Philips Point was a promontory on the north east bank of the Colorado River in Sonora Mexico that marked the mouth of the tidal estuary of the Colorado River in the later 19th century."Philips Point may be regarded as the head of deep-water navigation in the Colorado River. At Philips Point spring tides rise 25 to 30 feet, and neap tides from 16 to 20 feet. At a short distance above Philips Point, the spring tide comes in with a bore or bank of water 4 feet high, extending in one huge breaker clear across the river, while the ebb is still running out. The influence of the tide in the Colorado River is felt for about 40 miles up the river, a few miles above Heintzelman's Point."
In the mid 19th century Philips Point also marked the minor southeastern trending distributary channel of the Colorado River. It was divided from the western main channel of the river and the Gulf of California by Montague Island and Gore Island.

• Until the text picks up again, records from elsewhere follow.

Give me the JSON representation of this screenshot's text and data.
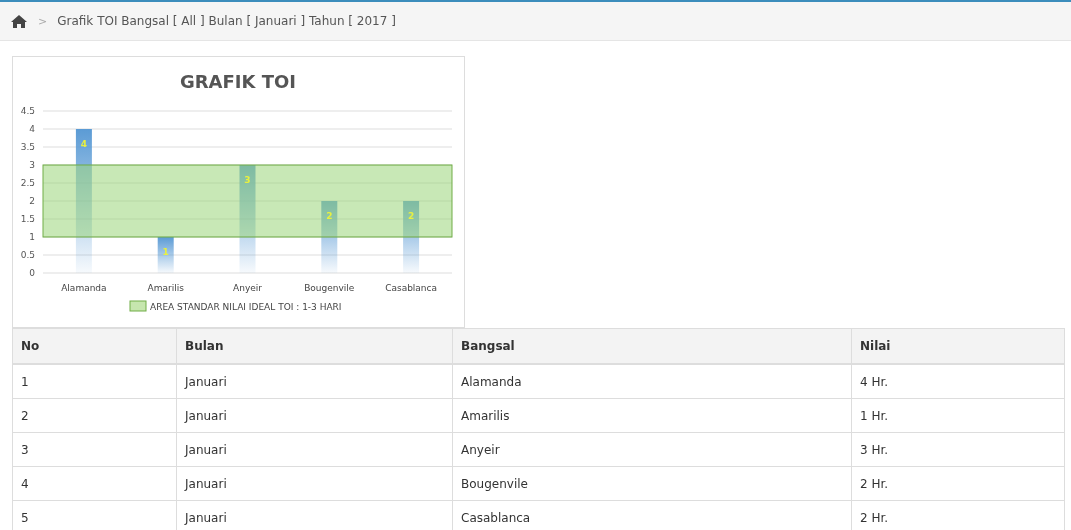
{
  "breadcrumb": {
    "separator": ">",
    "text": "Grafik TOI Bangsal [ All ] Bulan [ Januari ] Tahun [ 2017 ]"
  },
  "chart": {
    "chart_data": {
      "type": "bar",
      "title": "GRAFIK TOI",
      "categories": [
        "Alamanda",
        "Amarilis",
        "Anyeir",
        "Bougenvile",
        "Casablanca"
      ],
      "series": [
        {
          "color": "#5b9bd5",
          "values": [
            4,
            1,
            3,
            2,
            2
          ]
        }
      ],
      "ylim": [
        0,
        4.5
      ],
      "yticks": [
        0,
        0.5,
        1,
        1.5,
        2,
        2.5,
        3,
        3.5,
        4,
        4.5
      ],
      "data_labels": true,
      "grid": true,
      "bands": [
        {
          "axis": "y",
          "from": 1,
          "to": 3,
          "label": "AREA STANDAR NILAI IDEAL TOI : 1-3 HARI",
          "color": "#9bd67a"
        }
      ]
    }
  },
  "table": {
    "columns": [
      "No",
      "Bulan",
      "Bangsal",
      "Nilai"
    ],
    "rows": [
      [
        "1",
        "Januari",
        "Alamanda",
        "4 Hr."
      ],
      [
        "2",
        "Januari",
        "Amarilis",
        "1 Hr."
      ],
      [
        "3",
        "Januari",
        "Anyeir",
        "3 Hr."
      ],
      [
        "4",
        "Januari",
        "Bougenvile",
        "2 Hr."
      ],
      [
        "5",
        "Januari",
        "Casablanca",
        "2 Hr."
      ]
    ]
  }
}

It was the deep waters of this side channel at the mouth of Port Isabel Slough that was the anchorage for the steamships visiting Port Isabel, and where they transferred their passengers and cargoes to steamboats and barges of the Colorado Steam Navigation Company between 1871 and 1877.